"half destroyed," three were "partly destroyed," and two were "not destroyed but

seriously damaged." In Yokohama, Tokio's

outlet to the sea, the destruction was even

greater in proportion than at the capital.

Out of about 95,000 houses at least three-fourths were totally destroyed. The total

number of dead and injured throughout the

devastated area was estimated on September

13 at 1,356,749. The exact number never

can be known.

The earthquake began without warning

shortly before noon. The shocks were so

violent that in a few minutes, not more than

six according to some accounts, great cities

had been reduced to ruins. In almost every

city fire speedily added its horrors to those

of the earthquake, its fury often aided by

broken gas pipes and bursting oil tanks.

Great numbers of persons caught in the

ruins of their homes were burned to death.

In Tokio alone, more than 350,000 houses

were converted into smoldering charcoal

and ashes, and about 80 per cent of the

surviving inhabitants were rendered homeless. In Yokohama and other coast towns

vast tidal waves swept into the cities, "smashing in upon the stricken land, drowning

the panic-stricken people by thousands."

In places the earth's crust buckled under

the pressure of vast forces. Now and then

it opened in great fissures engulfing whatever happened to be near. For many days

minor shocks continued, and up to September 8, 1,319 had been counted. Man

seemed at the "mercy of giant forces," and

his wisdom appeared "as a candle blown by

wind in the night." Across the plain that

lies above a fire-stream the earthquakes

rolled "like sluggish waves."

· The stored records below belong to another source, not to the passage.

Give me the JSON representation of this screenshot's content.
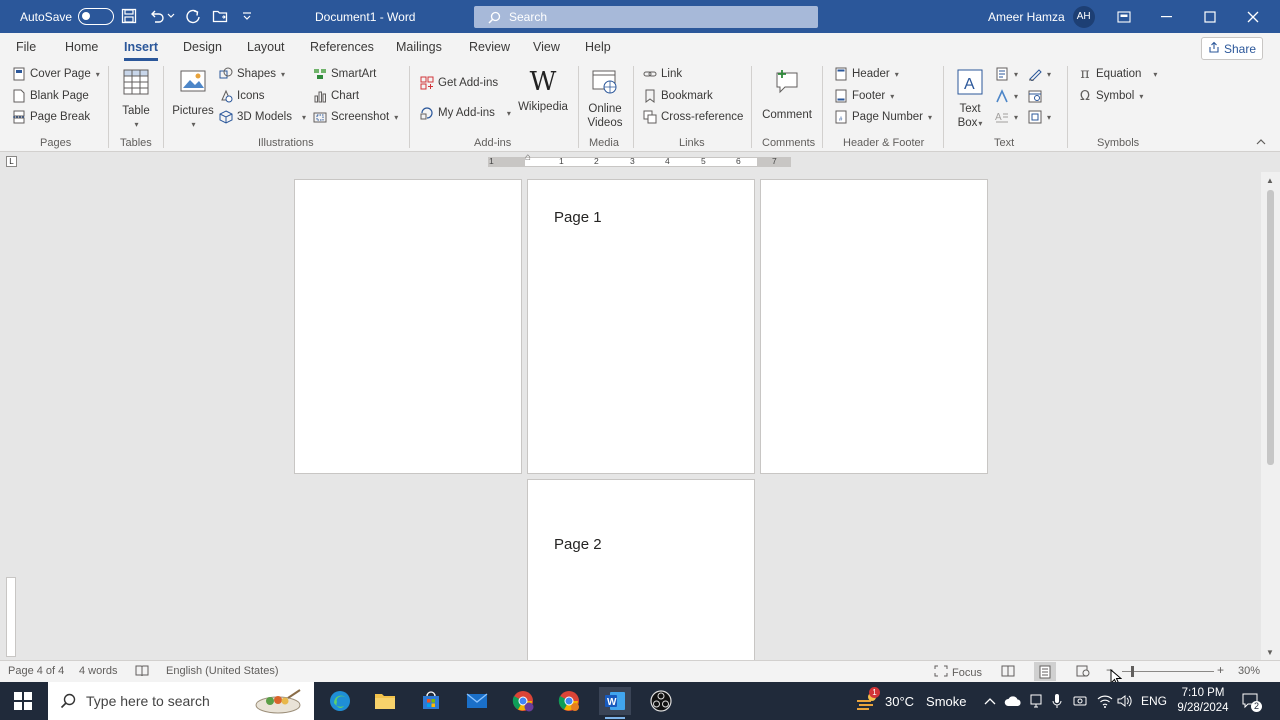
{
  "titlebar": {
    "autosave_label": "AutoSave",
    "autosave_state": "Off",
    "document_title": "Document1  -  Word",
    "search_placeholder": "Search",
    "user_name": "Ameer Hamza",
    "user_initials": "AH"
  },
  "menu": {
    "tabs": [
      "File",
      "Home",
      "Insert",
      "Design",
      "Layout",
      "References",
      "Mailings",
      "Review",
      "View",
      "Help"
    ],
    "active_tab": "Insert",
    "share_label": "Share"
  },
  "ribbon": {
    "pages": {
      "cover_page": "Cover Page",
      "blank_page": "Blank Page",
      "page_break": "Page Break",
      "label": "Pages"
    },
    "tables": {
      "table": "Table",
      "label": "Tables"
    },
    "illustrations": {
      "pictures": "Pictures",
      "shapes": "Shapes",
      "icons": "Icons",
      "models": "3D Models",
      "smartart": "SmartArt",
      "chart": "Chart",
      "screenshot": "Screenshot",
      "label": "Illustrations"
    },
    "addins": {
      "get": "Get Add-ins",
      "my": "My Add-ins",
      "wikipedia": "Wikipedia",
      "label": "Add-ins"
    },
    "media": {
      "online_videos_1": "Online",
      "online_videos_2": "Videos",
      "label": "Media"
    },
    "links": {
      "link": "Link",
      "bookmark": "Bookmark",
      "cross_reference": "Cross-reference",
      "label": "Links"
    },
    "comments": {
      "comment": "Comment",
      "label": "Comments"
    },
    "header_footer": {
      "header": "Header",
      "footer": "Footer",
      "page_number": "Page Number",
      "label": "Header & Footer"
    },
    "text": {
      "text_box_1": "Text",
      "text_box_2": "Box",
      "label": "Text"
    },
    "symbols": {
      "equation": "Equation",
      "symbol": "Symbol",
      "label": "Symbols"
    }
  },
  "ruler": {
    "numbers": [
      "1",
      "1",
      "1",
      "2",
      "3",
      "4",
      "5",
      "6",
      "7"
    ]
  },
  "document": {
    "page1_text": "Page 1",
    "page2_text": "Page 2"
  },
  "statusbar": {
    "page_info": "Page 4 of 4",
    "word_count": "4 words",
    "language": "English (United States)",
    "focus": "Focus",
    "zoom": "30%"
  },
  "taskbar": {
    "search_placeholder": "Type here to search",
    "weather_temp": "30°C",
    "weather_desc": "Smoke",
    "weather_badge": "1",
    "language": "ENG",
    "time": "7:10 PM",
    "date": "9/28/2024",
    "notifications": "2"
  },
  "colors": {
    "word_blue": "#2b579a",
    "taskbar": "#202a3a"
  }
}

Yet man's courage rose above all these

terrors. On the day after the great shocks,

while the capital was still blazing and the

earth still heaving, a new Cabinet was formed

on the open ground adjoining the detached

palace of the Prince Regent. With courage

and vigor the new Government took hold

of the appalling situation. Martial law was

declared, and relief measures were organized. Large sums were appropriated to aid

those who had suffered, and when the terrible news spread over the world vast relief

funds were speedily subscribed in America

and other countries. And Japan commenced the rebuilding of her future on the

smoldering ruins of her greatest disaster.

The earthquake was speedily followed by

a disaster of lesser dimensions on the American side of the Pacific. On the night of

September 8, a flotilla of American destroyers was traveling at high speed along the

coast of southern California. Through

some mistake the foremost vessels plunged

upon the jagged rocks of La Honda, seventy-five miles north of Santa Barbara. Seven

vessels and more than twenty sailors were


By some persons it was supposed that

unusual tidal currents produced by the

earthquake had caused the disaster. This

seems, however, to have been incorrect.

Four hours earlier the Pacific Mail liner

Cuba had run upon San Miguel Island about

thirty-five miles away. Meanwhile the

destroyer squadron, nineteen in number,

was cruising south in a heavy fog in column

formation behind the Delphy. The course

was set by dead reckoning and by wireless

compass directions from the shore. The

air was filled with radio messages telling of

the plight of the Cuba and directing the

work of rescue, and it is said that the shore

directions to the squadron were garbled and

made unintelligible by these messages about

the Cuba wreck. In some way the squadron

got twenty miles out of the sea lane it was

supposed to be following, and the foremost vessels ran upon the rocks and were


On October 1, 1923, Russia abandoned

the Julian calendar, thereby dropping thirteen days from her record. Since the World

War, all the governments of eastern Europe

and western and northern Asia, including

Turkey, have adopted the Gregorian calendar, bringing the whole world under one

system of chronology.